Once the records have been read, set every one down as it stands.

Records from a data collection
· · · ·

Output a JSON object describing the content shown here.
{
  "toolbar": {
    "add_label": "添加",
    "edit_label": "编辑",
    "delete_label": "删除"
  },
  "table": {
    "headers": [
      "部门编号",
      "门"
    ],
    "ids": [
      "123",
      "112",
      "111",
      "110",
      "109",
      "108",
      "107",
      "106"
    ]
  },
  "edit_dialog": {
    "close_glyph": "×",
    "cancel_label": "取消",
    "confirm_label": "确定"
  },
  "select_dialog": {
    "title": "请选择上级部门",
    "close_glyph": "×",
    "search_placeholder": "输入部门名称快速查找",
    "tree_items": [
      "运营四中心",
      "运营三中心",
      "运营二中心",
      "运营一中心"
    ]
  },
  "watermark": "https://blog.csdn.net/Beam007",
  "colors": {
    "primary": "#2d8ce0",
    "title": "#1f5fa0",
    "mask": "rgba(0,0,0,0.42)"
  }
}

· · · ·

▶ [Completed task]
Output a JSON object describing the content shown here.
{
  "toolbar": {
    "add_label": "添加",
    "edit_label": "编辑",
    "delete_label": "删除"
  },
  "table": {
    "headers": [
      "部门编号",
      "门"
    ],
    "ids": [
      "123",
      "112",
      "111",
      "110",
      "109",
      "108",
      "107",
      "106"
    ]
  },
  "edit_dialog": {
    "close_glyph": "×",
    "cancel_label": "取消",
    "confirm_label": "确定"
  },
  "select_dialog": {
    "title": "请选择上级部门",
    "close_glyph": "×",
    "search_placeholder": "输入部门名称快速查找",
    "tree_items": [
      "运营四中心",
      "运营三中心",
      "运营二中心",
      "运营一中心"
    ]
  },
  "watermark": "https://blog.csdn.net/Beam007",
  "colors": {
    "primary": "#2d8ce0",
    "title": "#1f5fa0",
    "mask": "rgba(0,0,0,0.42)"
  }
}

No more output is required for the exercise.